3. When we’ve talked about your art in the past, you’ve described it as something you use to inspire others. Is that the way you approach writing books as well?

Absolutely! When it came to this book I wanted to inspire those who read it’s pages. Whether you’re a mother reading this to your son, an older brother reading this to your baby sister, or a teacher reading to your classroom. I wanted to highlight that basketball, is so much more than a sport, it’s magical. It teaches invaluable life skills that you take with you long after you stop playing the sport. It gives you gifts greater than the wins or the skill sets you gain while playing. Basketball is magical and gives so much when you open up and receive it. 

4. What role did James Wade play in your decision to return to the WNBA?

When James called, I jumped at the opportunity because I had played for him while in San Antonio and enjoyed learning and developing under him. He’s high energy, encouraging and believes in his players. I’ve been here less than a week but you can see and feel the family culture they have created here. I guess I’m pretty fortunate to have experienced that three times now (San Antonio, Indiana and now Chicago).

Also, I love playing the game of basketball.
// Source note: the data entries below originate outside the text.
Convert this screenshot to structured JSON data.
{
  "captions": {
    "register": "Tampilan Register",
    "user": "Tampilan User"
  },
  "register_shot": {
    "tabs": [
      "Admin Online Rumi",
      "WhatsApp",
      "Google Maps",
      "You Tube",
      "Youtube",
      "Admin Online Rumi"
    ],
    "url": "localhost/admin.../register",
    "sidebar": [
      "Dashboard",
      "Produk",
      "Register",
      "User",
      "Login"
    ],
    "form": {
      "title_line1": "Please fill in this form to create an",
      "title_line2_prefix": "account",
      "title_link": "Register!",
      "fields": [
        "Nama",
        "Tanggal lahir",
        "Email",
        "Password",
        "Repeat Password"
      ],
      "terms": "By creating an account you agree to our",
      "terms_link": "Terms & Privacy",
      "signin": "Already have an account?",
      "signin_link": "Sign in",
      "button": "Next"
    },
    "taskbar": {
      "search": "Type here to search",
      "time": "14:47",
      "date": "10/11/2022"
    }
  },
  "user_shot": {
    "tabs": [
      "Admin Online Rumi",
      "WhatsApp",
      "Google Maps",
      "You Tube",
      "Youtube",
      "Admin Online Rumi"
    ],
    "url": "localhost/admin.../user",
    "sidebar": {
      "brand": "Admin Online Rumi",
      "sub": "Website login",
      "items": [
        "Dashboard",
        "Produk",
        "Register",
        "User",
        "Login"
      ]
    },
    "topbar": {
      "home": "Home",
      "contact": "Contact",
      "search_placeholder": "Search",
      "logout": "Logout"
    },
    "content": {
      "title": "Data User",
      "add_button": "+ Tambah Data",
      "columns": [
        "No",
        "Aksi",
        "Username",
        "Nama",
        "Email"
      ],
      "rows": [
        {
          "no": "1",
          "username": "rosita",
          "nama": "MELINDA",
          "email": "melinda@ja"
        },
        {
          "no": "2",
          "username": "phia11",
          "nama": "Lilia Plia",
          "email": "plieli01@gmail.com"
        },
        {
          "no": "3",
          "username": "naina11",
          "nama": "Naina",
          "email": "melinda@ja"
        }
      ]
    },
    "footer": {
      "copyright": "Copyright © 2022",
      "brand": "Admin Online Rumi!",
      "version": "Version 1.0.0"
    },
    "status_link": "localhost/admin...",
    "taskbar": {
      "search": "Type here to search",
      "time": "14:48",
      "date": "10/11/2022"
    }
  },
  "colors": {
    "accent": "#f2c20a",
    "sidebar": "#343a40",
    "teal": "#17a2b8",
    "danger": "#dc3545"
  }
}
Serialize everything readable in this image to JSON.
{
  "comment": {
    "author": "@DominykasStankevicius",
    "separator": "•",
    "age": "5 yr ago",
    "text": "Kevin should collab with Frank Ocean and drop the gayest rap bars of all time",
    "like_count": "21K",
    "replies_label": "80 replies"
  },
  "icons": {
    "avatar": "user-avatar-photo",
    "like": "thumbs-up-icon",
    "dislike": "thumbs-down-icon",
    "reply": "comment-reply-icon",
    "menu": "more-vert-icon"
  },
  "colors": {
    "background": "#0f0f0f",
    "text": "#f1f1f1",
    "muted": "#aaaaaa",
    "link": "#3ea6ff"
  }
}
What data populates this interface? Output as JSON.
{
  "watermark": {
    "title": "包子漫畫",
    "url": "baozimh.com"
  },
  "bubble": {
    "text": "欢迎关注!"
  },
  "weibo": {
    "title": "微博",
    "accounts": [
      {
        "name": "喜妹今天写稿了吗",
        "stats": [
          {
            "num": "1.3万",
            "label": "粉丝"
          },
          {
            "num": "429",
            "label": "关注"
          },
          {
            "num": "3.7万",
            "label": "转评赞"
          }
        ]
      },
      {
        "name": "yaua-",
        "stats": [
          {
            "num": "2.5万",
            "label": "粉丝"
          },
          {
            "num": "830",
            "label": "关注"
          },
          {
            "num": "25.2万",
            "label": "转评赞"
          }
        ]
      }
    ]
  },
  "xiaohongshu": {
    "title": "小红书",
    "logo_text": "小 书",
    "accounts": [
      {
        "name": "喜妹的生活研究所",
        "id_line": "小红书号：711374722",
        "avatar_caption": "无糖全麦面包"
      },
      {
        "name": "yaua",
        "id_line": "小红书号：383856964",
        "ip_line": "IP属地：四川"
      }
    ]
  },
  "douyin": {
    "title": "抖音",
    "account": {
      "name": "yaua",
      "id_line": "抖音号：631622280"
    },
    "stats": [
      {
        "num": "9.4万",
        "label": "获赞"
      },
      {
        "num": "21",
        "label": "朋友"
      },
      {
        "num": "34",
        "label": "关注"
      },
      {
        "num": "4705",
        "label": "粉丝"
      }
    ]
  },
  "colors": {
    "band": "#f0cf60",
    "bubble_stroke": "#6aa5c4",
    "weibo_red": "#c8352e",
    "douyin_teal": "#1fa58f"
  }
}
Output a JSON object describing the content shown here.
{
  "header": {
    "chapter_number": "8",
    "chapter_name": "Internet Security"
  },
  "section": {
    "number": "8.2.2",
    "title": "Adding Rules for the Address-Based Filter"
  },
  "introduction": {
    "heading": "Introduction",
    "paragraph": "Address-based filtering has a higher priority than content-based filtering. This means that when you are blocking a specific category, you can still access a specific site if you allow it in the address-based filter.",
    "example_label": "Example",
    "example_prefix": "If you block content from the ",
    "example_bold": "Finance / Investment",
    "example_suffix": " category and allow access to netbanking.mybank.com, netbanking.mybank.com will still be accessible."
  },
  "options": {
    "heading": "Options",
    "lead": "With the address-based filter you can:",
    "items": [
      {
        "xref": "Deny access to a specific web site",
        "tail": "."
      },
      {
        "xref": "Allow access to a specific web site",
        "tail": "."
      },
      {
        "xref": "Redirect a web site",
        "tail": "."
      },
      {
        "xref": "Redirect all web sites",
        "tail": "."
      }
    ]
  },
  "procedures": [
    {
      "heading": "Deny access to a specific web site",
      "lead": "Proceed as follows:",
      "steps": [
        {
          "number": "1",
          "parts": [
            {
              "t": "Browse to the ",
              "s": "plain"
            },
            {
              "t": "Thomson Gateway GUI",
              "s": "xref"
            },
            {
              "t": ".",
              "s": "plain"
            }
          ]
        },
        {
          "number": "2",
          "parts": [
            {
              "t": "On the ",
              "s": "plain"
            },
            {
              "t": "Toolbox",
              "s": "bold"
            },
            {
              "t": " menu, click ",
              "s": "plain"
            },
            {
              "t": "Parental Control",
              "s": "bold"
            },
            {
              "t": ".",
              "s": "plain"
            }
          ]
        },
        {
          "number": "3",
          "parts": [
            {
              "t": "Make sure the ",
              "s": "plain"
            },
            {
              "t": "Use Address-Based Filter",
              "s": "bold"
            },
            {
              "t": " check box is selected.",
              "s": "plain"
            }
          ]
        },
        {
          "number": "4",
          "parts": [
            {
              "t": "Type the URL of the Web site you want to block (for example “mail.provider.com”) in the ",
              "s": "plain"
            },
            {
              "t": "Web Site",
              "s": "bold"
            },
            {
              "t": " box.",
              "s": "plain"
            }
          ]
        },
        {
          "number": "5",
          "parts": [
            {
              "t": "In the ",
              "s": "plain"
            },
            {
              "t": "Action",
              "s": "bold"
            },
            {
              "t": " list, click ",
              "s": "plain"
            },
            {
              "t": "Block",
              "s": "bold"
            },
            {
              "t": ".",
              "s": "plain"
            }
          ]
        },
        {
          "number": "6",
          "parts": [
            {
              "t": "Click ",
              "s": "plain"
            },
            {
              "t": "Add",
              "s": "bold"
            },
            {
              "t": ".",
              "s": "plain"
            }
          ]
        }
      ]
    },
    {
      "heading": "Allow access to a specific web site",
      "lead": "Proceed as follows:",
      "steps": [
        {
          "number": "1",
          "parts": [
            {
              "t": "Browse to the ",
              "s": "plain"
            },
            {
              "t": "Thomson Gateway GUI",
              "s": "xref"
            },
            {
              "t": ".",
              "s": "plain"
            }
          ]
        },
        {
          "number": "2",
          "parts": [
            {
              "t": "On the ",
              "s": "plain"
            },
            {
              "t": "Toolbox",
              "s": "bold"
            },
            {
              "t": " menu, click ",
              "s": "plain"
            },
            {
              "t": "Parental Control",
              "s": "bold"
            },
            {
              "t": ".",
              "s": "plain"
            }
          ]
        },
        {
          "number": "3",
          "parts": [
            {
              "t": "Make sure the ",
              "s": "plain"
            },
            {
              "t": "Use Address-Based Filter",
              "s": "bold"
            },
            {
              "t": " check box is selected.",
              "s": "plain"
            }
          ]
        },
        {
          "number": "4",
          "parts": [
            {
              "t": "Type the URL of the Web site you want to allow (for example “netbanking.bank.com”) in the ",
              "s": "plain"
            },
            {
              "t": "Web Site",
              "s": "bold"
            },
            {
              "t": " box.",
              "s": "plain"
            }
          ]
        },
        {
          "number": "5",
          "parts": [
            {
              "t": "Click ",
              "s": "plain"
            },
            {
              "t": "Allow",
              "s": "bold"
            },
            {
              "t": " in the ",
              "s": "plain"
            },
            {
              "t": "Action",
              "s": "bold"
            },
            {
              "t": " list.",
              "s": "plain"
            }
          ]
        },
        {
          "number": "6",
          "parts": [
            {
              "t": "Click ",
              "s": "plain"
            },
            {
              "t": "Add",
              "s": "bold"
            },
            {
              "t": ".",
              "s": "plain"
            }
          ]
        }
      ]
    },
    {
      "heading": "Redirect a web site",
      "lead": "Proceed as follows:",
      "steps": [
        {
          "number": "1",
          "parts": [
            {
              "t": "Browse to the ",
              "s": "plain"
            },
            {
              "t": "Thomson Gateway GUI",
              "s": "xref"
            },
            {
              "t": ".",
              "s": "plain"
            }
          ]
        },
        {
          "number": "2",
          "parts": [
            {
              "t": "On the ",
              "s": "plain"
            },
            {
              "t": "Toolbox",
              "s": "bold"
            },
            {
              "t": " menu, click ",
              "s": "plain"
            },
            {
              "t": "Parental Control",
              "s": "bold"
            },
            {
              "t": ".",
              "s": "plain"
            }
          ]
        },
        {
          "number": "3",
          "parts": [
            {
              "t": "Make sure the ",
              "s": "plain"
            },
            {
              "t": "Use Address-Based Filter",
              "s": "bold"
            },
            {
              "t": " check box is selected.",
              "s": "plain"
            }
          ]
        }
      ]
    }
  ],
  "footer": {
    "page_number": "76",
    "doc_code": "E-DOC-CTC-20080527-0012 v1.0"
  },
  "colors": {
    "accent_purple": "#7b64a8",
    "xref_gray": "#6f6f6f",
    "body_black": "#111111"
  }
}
So even though I enjoyed my summer at home; I was able to spend quality time with my family and friends, work on personal projects, able to train and compete with team Canada in June, train and simultaneously give my body some much needed rest, I was itching to get back on the court and start playing and competing again. 

5. At the end of the book, you have a section for the reader to write “Your Dreams”. If you were filling that out now, what would it say?

My first dream or hope is that the book inspires the reader to dream big and chase after their dreams. It’s one thing to have a dream, it’s another thing to set goals and work at it daily or weekly to make it happen. I would also hope that the reader never lets anyone else doubt their dream!

Speaking from experience, sometimes our dreams get derailed or we hit obstacles along the way but it’s important to keep pushing through! It’s also OK to make new dreams. If one chapter in your life closes for whatever reason, make a new dream. Even as adults I think sometimes we forget about our childhood dreams or get caught up in the stresses of life. Our dreams keep us youthful and inspire others to follow through on theirs!

The dream that I would write in my copy of The Magic of Basketball, and that I’m actively working towards right now is to one day be an Olympian. This is a dream that I have had for many, many, many years now so I’ve broken it up into goals. Goal #1: make the Senior Women’s National Basketball Team roster. Goal #2: help the team qualify for the Olympics (competitions taking place in September, November and February). Goal #3: travel to the Olympics with Team Canada and represent my country at the highest level. And once that dream is accomplished, my next dream is for Team Canada to be standing on that podium! 

Mondays: Soccer
By: Annie Peterson, @AnnieMPeterson AP Women’s Soccer
Tuesdays: Tennis
By Lindsay Gibbs, @Linzsports ThinkProgress
Wednesdays: Basketball
By: Howard Megdal, @HowardMegdal High Post Hoops
Thursdays: Golf
By Carly Grenfell, @Carlygren
Fridays: Hockey
By: Erica Ayala, @ELindsay08 NWHL Broadcaster

Written by Howard Megdal

Howard is the founder of The Next and editor-in-chief.